from Wiktionary, Creative Commons Attribution/Share-Alike License
- n. Alternative form of ombre.
from the GNU version of the Collaborative International Dictionary of English
- n. A game at cards, borrowed from the Spaniards, and usually played by three persons.
Sorry, no etymologies found.
It is the age of omber, of sonnets to Chloe's false ringlets, of odes to red heels and epics to lap dogs, of tinseled struttings in gilded drawing-rooms.
Pope was the Homer of the drawing-room, the boudoir, the tea-urn, the omber-party, the sedan-chair, the parrot cage, and the lap-dogs.
Hedin was no unwelcome guest in the houses of gentlefolks, and he was often seen at the judge's and the pastor's omber parties.

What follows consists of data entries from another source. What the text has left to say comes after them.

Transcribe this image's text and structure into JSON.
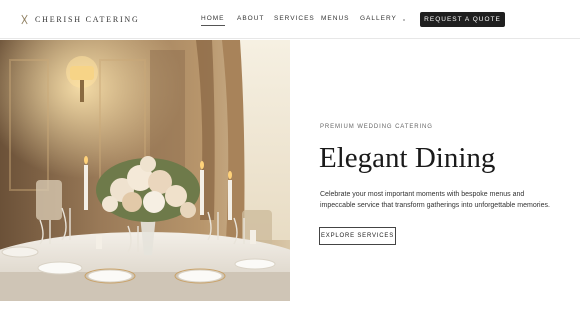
{
  "brand": {
    "name": "CHERISH CATERING",
    "icon": "crossed-utensils-icon"
  },
  "nav": {
    "items": [
      {
        "label": "HOME",
        "active": true
      },
      {
        "label": "ABOUT",
        "active": false
      },
      {
        "label": "SERVICES",
        "active": false
      },
      {
        "label": "MENUS",
        "active": false
      },
      {
        "label": "GALLERY",
        "active": false
      }
    ],
    "cta_label": "REQUEST A QUOTE"
  },
  "hero": {
    "image_subject": "elegant wedding banquet table with floral centerpiece and candles",
    "eyebrow": "PREMIUM WEDDING CATERING",
    "title": "Elegant Dining",
    "description": "Celebrate your most important moments with bespoke menus and impeccable service that transform gatherings into unforgettable memories.",
    "button_label": "EXPLORE SERVICES"
  },
  "colors": {
    "cta_bg": "#1f1f1f",
    "text": "#1a1a1a",
    "accent_gold": "#c9a36b"
  }
}
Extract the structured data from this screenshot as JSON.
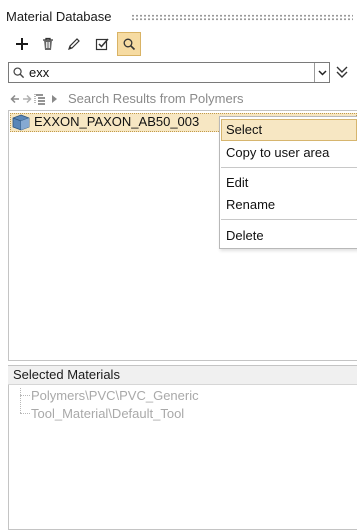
{
  "panel": {
    "title": "Material Database"
  },
  "toolbar": {
    "buttons": [
      {
        "icon": "plus-icon",
        "label": "Add"
      },
      {
        "icon": "trash-icon",
        "label": "Delete"
      },
      {
        "icon": "pencil-icon",
        "label": "Edit"
      },
      {
        "icon": "checklist-icon",
        "label": "Select"
      },
      {
        "icon": "search-icon",
        "label": "Search",
        "active": true
      }
    ]
  },
  "search": {
    "value": "exx",
    "placeholder": ""
  },
  "navigation": {
    "results_label": "Search Results from Polymers"
  },
  "results": [
    {
      "label": "EXXON_PAXON_AB50_003",
      "icon": "material-cube-icon",
      "selected": true
    }
  ],
  "context_menu": {
    "items": [
      {
        "label": "Select",
        "highlighted": true
      },
      {
        "label": "Copy to user area"
      },
      {
        "label": "Edit"
      },
      {
        "label": "Rename"
      },
      {
        "label": "Delete"
      }
    ]
  },
  "selected_materials": {
    "title": "Selected Materials",
    "items": [
      "Polymers\\PVC\\PVC_Generic",
      "Tool_Material\\Default_Tool"
    ]
  },
  "colors": {
    "accent": "#f6dba2",
    "selection": "#f7e7c3",
    "disabled_text": "#a9a9a9"
  }
}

Positing, as above, too males pooles, the one the pictor of the other and the omber the Skotia of the one, and looking want-ingly around our undistributed middle between males we feel we must waistfully woent a female to focus and on this stage there pleasantly appears the cowrymaid M. whom we shall often meet below who introduces herself upon us at some precise hour which we shall again agree to call absolute zero or the babbling pumpt of platinism.

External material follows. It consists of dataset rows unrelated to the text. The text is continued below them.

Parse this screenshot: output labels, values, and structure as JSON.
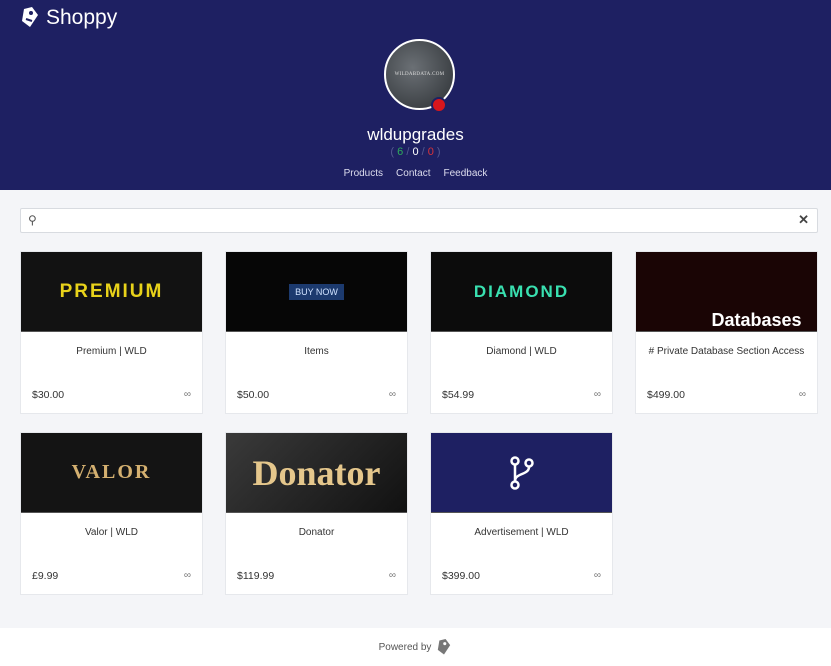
{
  "header": {
    "brand": "Shoppy",
    "avatar_text": "WILDABDATA.COM",
    "username": "wldupgrades",
    "stats": {
      "positive": "6",
      "neutral": "0",
      "negative": "0"
    },
    "nav": [
      "Products",
      "Contact",
      "Feedback"
    ]
  },
  "search": {
    "placeholder": "",
    "value": ""
  },
  "colors": {
    "header_bg": "#1e2062",
    "positive": "#2eaa5c",
    "negative": "#d8333a",
    "status": "#d8161c"
  },
  "products": [
    {
      "title": "Premium | WLD",
      "price": "$30.00",
      "stock": "∞",
      "image_text": "PREMIUM"
    },
    {
      "title": "Items",
      "price": "$50.00",
      "stock": "∞",
      "image_text": "BUY NOW"
    },
    {
      "title": "Diamond | WLD",
      "price": "$54.99",
      "stock": "∞",
      "image_text": "DIAMOND"
    },
    {
      "title": "# Private Database Section Access",
      "price": "$499.00",
      "stock": "∞",
      "image_text": "Databases"
    },
    {
      "title": "Valor | WLD",
      "price": "£9.99",
      "stock": "∞",
      "image_text": "VALOR"
    },
    {
      "title": "Donator",
      "price": "$119.99",
      "stock": "∞",
      "image_text": "Donator"
    },
    {
      "title": "Advertisement | WLD",
      "price": "$399.00",
      "stock": "∞",
      "image_icon": "git-branch-icon"
    }
  ],
  "footer": {
    "powered_by": "Powered by"
  }
}
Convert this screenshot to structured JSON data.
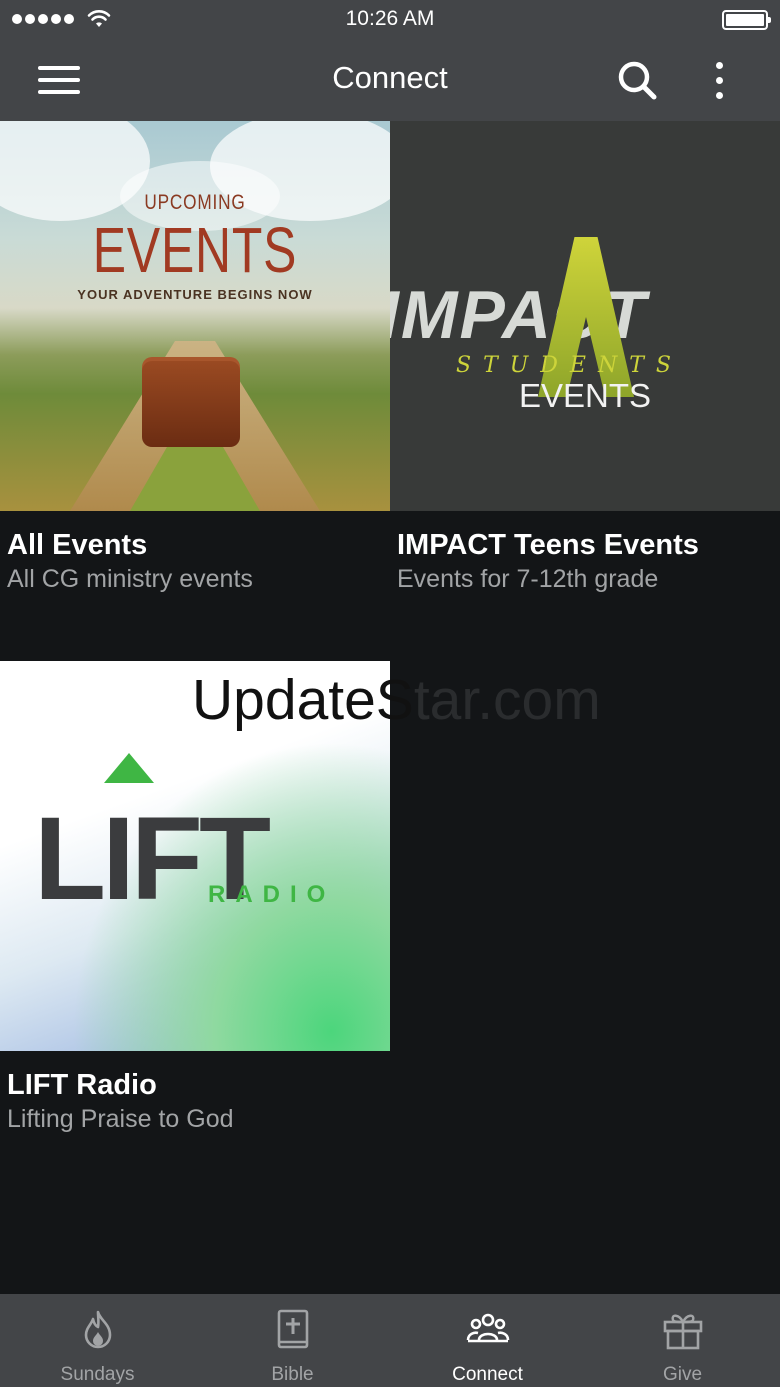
{
  "status_bar": {
    "time": "10:26 AM"
  },
  "nav": {
    "title": "Connect",
    "icons": [
      "hamburger-menu-icon",
      "search-icon",
      "more-vertical-icon"
    ]
  },
  "tiles": [
    {
      "title": "All Events",
      "subtitle": "All CG ministry events",
      "image": {
        "pretitle": "UPCOMING",
        "title": "EVENTS",
        "tagline": "YOUR ADVENTURE BEGINS NOW"
      }
    },
    {
      "title": "IMPACT Teens Events",
      "subtitle": "Events for 7-12th grade",
      "image": {
        "brand": "IMPACT",
        "line1": "STUDENTS",
        "line2": "EVENTS"
      }
    },
    {
      "title": "LIFT Radio",
      "subtitle": "Lifting Praise to God",
      "image": {
        "brand": "LIFT",
        "sub": "RADIO"
      }
    }
  ],
  "watermark": {
    "text_dark": "UpdateS",
    "text_dim": "tar.com"
  },
  "tab_bar": {
    "active": "Connect",
    "tabs": [
      {
        "label": "Sundays",
        "icon": "flame-icon"
      },
      {
        "label": "Bible",
        "icon": "bible-icon"
      },
      {
        "label": "Connect",
        "icon": "people-icon"
      },
      {
        "label": "Give",
        "icon": "gift-icon"
      }
    ]
  },
  "colors": {
    "bar_background": "#434548",
    "content_background": "#131517",
    "subtitle_text": "#a2a4a6"
  }
}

"'Then you'd better stop whispering like some Dago conspirator and finish your pudding like a good little wife, Mrs Beauchamp Comber, and smile ever so sweetly at Mr (' omber, and insist on cutting his cigar for him … why, thank'ee, my dear!

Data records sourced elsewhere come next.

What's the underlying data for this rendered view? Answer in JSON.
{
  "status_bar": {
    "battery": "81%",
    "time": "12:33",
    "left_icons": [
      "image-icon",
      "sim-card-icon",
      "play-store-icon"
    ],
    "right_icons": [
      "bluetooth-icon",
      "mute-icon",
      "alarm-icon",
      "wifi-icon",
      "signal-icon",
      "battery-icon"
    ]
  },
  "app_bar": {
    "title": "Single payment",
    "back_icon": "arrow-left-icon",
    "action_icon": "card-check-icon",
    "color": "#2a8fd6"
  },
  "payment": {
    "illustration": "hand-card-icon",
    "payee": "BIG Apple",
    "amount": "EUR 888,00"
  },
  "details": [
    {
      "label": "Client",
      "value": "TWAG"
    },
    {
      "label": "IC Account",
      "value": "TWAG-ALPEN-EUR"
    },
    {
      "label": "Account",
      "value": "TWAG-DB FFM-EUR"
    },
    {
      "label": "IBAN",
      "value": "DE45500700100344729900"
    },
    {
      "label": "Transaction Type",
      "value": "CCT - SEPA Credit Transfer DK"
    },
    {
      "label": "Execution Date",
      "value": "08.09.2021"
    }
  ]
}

"'Then you'd better stop whispering like some Dago conspirator and finish your pudding like a good little wife, Mrs Beauchamp Comber, and smile ever so sweetly at Mr (' omber, and insist on cutting his cigar for him ... why, thank'ee, my dear!